The easiest example I can choose from here is uranium. The world is totally dependent on uranium for the 10% of energy production coming from nuclear power. If we want a snowball’s chance in hell of making the climate goals, we can not depend on windmills and solar panels alone. At today’s prices the cost of producing uranium is higher than what they get paid by utilities. For incentivising new supply the price of uranium has to go up. If not quoting Rick Rule: the lights go out. 

We have the same scenario with battery metals like lithium nickel and copper needed for electrification of the world. There are many other commodities that I have not mentioned, but safe to say I am bullish on most of them.

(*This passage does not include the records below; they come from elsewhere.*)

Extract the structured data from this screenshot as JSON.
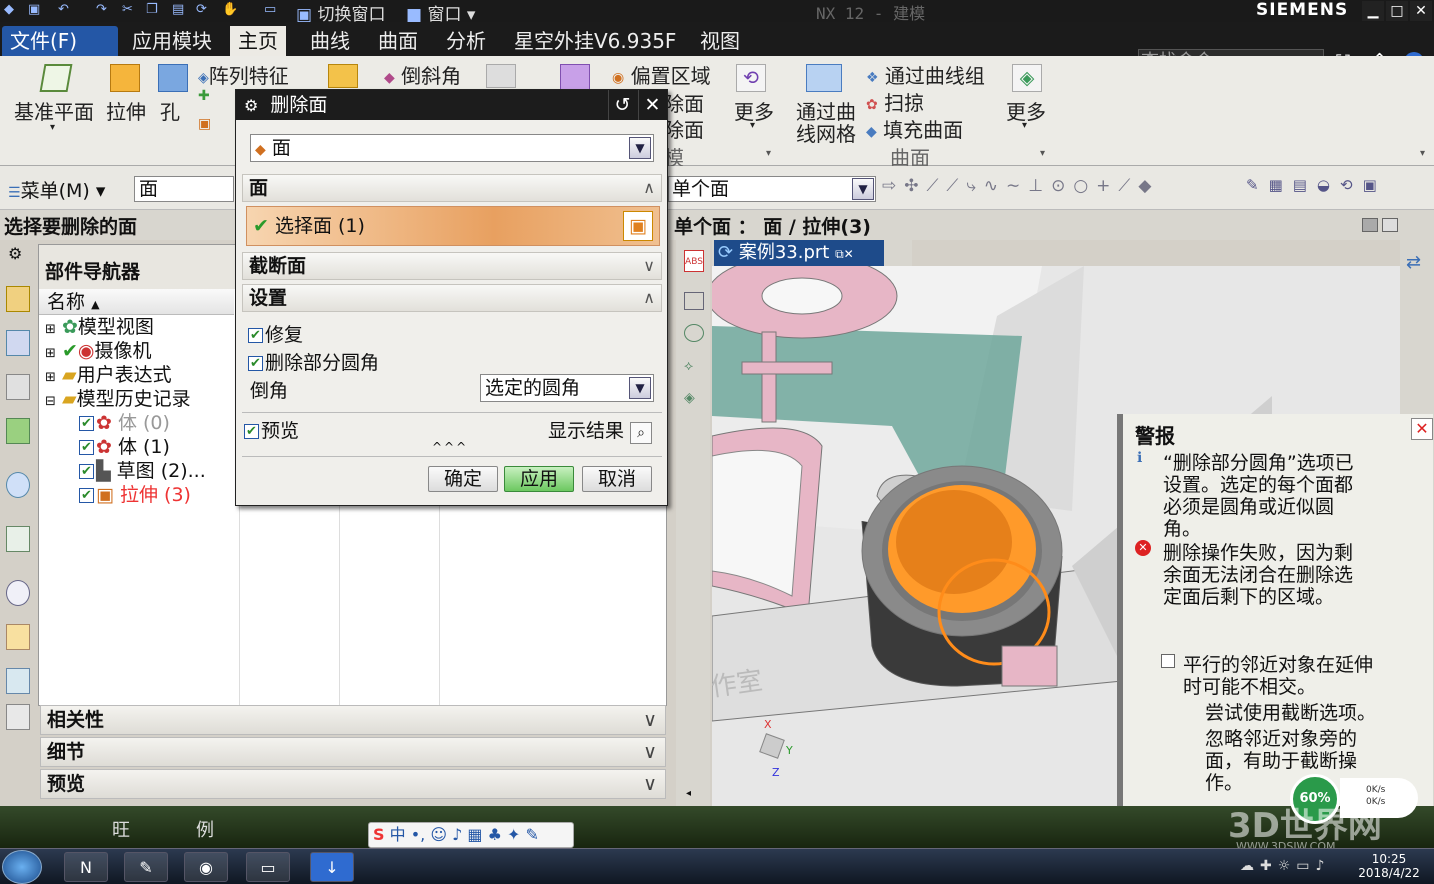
{
  "window": {
    "title": "NX 12 - 建模",
    "brand": "SIEMENS",
    "quick_switch": "切换窗口",
    "window_menu": "窗口"
  },
  "menu_tabs": [
    "文件(F)",
    "应用模块",
    "主页",
    "曲线",
    "曲面",
    "分析",
    "星空外挂V6.935F",
    "视图"
  ],
  "search_placeholder": "查找命令",
  "ribbon": {
    "datum_plane": "基准平面",
    "extrude": "拉伸",
    "hole": "孔",
    "pattern_feature": "阵列特征",
    "chamfer": "倒斜角",
    "offset_region": "偏置区域",
    "face_a": "除面",
    "face_b": "除面",
    "model": "模",
    "more1": "更多",
    "through_curve_mesh_1": "通过曲",
    "through_curve_mesh_2": "线网格",
    "through_curves": "通过曲线组",
    "sweep": "扫掠",
    "fill_surface": "填充曲面",
    "surface_group": "曲面",
    "more2": "更多"
  },
  "toolbar2": {
    "menu": "菜单(M)",
    "filter": "面",
    "selection_scope": "单个面"
  },
  "cue_line": "选择要删除的面",
  "status_line": "单个面 ： 面 / 拉伸(3)",
  "navigator": {
    "title": "部件导航器",
    "column_name": "名称",
    "rows": [
      {
        "label": "模型视图"
      },
      {
        "label": "摄像机"
      },
      {
        "label": "用户表达式"
      },
      {
        "label": "模型历史记录"
      },
      {
        "label": "体 (0)"
      },
      {
        "label": "体 (1)"
      },
      {
        "label": "草图 (2)..."
      },
      {
        "label": "拉伸 (3)"
      }
    ],
    "panels": [
      "相关性",
      "细节",
      "预览"
    ]
  },
  "viewport": {
    "tab": "案例33.prt",
    "watermark": "作室",
    "axis_x": "X",
    "axis_y": "Y",
    "axis_z": "Z"
  },
  "dialog": {
    "title": "删除面",
    "type_value": "面",
    "sec_face": "面",
    "select_face": "选择面 (1)",
    "sec_cap": "截断面",
    "sec_settings": "设置",
    "repair": "修复",
    "delete_partial_blend": "删除部分圆角",
    "blend_label": "倒角",
    "blend_value": "选定的圆角",
    "preview": "预览",
    "show_result": "显示结果",
    "ok": "确定",
    "apply": "应用",
    "cancel": "取消"
  },
  "alert": {
    "title": "警报",
    "info": "“删除部分圆角”选项已设置。选定的每个面都必须是圆角或近似圆角。",
    "error": "删除操作失败，因为剩余面无法闭合在删除选定面后剩下的区域。",
    "note": "平行的邻近对象在延伸时可能不相交。",
    "tip1": "尝试使用截断选项。",
    "tip2": "忽略邻近对象旁的面，有助于截断操作。"
  },
  "desktop": {
    "label1": "旺",
    "label2": "例",
    "ime": "中",
    "badge_percent": "60%",
    "net_up": "0K/s",
    "net_down": "0K/s"
  },
  "taskbar": {
    "time": "10:25",
    "date": "2018/4/22"
  },
  "watermark_brand": "3D世界网",
  "watermark_url": "WWW.3DSJW.COM"
}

In the coming commodity super cycle we will see massive amounts of passive funds crowding into the different commodity sectors. Passive investing has increased by a lot the last 10 years, and this will hit the very small markets like a ton of bricks. This will have a bigger impact than most people can imagine. When 50% of the market is passive, it will be very different from the bull run in the early 2000s. Passive flows say: let’s buy what is going up no matter the price. Because of this you get big moves. I believe we will see new all time highs in most of the commodity sectors. Many of the sectors today are trading for a total value under the value of companies like Apple or Amazon. When passive funds see the outperformance of the different commodity sectors sustained over time, we will see a rotation away from growth/tech stocks. It is just a question of time. 

We are seeing some evidence for this already. Again, I will give some examples from the uranium sector, because it is the one I am following the closest. In Australia Paladin will be included on ASX 200 and 300 later this year. This means that there will be passive flows coming into the company and give the valuation of the company a tailwind. In Canada we have the same situation with Nexgen and Denison Mines will be added to the S&P/TSX Composite Index.

The picture above is a comparison between QQQ (an ETF that includes 100 of the largest companies listed on the Nasdaq stock exchange) and URNM (the NORTH SHORE GLOBAL URANIUM MINING ETF). The last year URNM has a return of 222% compared to 63% for the QQQ.

I expect this to be a trend we will see continue over the next 5 years. After overperformance the funds will rotate out of their old favorite sectors and enter the commodities sector. A couple more quarters of outperformance and we should witness the metaphor about forcing the contents of Hoover Dam through a straw coming to fruition.